Rural health providers have a long to-do list for Congress.
Driving the news: When the chairman of the powerful House Ways and Means Committee last month put out a call for ideas on shoring up rural America’s fraying health care system, rural providers came prepared.
- The National Rural Health Association sent a letter last week outlining actions Congress can take, ranging from enhanced support for staff retention at the poorest facilities to carveouts from some controversial policies strongly opposed by the broader hospital industry.
Why it matters: Eighty percent of rural areas in the country are medically underserved areas, while rural Americans tend to be older, sicker and poorer than their urban counterparts.

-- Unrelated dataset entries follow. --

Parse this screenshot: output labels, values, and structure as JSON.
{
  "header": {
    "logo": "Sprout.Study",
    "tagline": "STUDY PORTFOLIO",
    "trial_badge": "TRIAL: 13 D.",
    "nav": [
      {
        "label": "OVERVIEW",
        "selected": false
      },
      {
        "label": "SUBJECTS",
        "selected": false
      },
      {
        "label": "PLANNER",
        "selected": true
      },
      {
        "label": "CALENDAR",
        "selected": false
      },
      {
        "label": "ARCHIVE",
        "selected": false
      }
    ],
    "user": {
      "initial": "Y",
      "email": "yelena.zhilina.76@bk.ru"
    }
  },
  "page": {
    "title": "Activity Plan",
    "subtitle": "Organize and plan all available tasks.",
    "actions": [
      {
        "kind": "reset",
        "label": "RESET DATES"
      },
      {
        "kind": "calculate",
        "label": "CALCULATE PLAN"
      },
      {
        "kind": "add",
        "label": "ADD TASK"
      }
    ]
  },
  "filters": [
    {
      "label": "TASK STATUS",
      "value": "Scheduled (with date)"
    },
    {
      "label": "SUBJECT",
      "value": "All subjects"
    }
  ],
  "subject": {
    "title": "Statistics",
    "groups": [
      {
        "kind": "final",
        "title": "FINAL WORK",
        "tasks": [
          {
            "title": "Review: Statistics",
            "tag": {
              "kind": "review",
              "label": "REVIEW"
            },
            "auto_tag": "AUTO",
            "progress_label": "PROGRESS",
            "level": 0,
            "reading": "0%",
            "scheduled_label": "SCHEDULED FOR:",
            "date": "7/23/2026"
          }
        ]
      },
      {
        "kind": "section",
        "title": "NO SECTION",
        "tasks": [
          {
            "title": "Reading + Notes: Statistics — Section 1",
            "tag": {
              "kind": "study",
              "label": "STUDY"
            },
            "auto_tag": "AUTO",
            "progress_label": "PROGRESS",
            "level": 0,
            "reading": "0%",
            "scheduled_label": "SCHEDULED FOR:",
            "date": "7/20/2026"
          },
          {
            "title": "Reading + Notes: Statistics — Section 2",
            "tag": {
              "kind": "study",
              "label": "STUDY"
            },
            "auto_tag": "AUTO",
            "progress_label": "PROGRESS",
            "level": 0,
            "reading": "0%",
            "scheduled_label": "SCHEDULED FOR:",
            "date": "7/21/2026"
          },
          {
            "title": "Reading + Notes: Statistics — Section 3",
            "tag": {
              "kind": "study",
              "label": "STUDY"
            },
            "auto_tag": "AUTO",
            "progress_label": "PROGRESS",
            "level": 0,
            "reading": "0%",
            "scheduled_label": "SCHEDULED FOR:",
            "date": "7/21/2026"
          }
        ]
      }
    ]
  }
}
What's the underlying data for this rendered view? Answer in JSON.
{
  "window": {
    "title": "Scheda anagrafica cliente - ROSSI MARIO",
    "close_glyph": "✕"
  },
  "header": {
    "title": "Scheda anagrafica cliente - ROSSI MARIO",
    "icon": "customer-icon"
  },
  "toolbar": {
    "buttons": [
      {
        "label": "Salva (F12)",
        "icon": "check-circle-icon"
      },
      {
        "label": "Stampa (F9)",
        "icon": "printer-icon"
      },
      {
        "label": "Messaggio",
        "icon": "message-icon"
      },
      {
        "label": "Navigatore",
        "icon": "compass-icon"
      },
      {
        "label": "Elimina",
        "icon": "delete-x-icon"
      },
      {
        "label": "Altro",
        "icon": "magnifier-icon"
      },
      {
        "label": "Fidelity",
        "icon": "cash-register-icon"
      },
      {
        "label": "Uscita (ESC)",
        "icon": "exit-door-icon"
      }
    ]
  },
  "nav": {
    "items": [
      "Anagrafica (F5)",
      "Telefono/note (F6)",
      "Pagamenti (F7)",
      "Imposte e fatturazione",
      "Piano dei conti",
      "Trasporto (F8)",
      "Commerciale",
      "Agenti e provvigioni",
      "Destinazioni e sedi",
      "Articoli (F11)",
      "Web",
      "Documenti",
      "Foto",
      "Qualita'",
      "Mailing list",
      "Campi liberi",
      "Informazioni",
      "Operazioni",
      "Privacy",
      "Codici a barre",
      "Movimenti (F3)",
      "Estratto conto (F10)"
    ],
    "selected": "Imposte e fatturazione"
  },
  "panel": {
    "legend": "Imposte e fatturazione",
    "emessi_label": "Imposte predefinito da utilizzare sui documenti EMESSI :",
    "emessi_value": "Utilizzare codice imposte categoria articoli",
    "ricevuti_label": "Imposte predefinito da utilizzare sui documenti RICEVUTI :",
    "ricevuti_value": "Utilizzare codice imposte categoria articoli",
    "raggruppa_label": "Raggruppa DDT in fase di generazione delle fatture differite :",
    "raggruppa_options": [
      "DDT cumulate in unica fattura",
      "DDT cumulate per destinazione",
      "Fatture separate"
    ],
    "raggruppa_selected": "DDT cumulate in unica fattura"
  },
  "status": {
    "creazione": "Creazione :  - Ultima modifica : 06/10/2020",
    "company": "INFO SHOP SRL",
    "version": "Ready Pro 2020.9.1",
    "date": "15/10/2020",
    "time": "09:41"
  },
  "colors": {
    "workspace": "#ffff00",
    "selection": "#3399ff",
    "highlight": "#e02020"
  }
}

Almost 200 rural hospitals have closed in the past two decades, and hundreds more are on the brink of financial collapse.
The rural providers called on Congress to:
- Exempt rural hospitals from price transparency rules, calling them “costly and burdensome” for the facilities.
- Increase payment rates and force Medicare Advantage plans, who account for a growing share of their patients, to speed up payments that providers say are taking too long to arrive.
- Authorize Medicare to extend a policy that boosts reimbursement to hospitals that pay lower wages to their employees, which aims to lessen pay disparities between rural hospitals and higher-wage facilities usually in urban areas.
- Maintain rural hospitals’ access to the 340B federal discount drug-purchasing program as Congress weighs changes to it, and make it easier for different rural provider types to participate in the program.
- Permanently extend telehealth flexibilities put in place during the pandemic.
- Help rural providers move away from fee-for-service payment and into value-based payment programs. The providers say they have been largely overlooked in alternative care models coming out of Medicare’s innovation lab.
Of note: NRHA said rural hospitals should be exempt from future site-neutral hospital payment policies that Congress is considering.
- The organization also pushed back on the Biden administration’s proposal to set required staffing levels in nursing homes, warning many rural facilities would struggle to satisfy the mandate.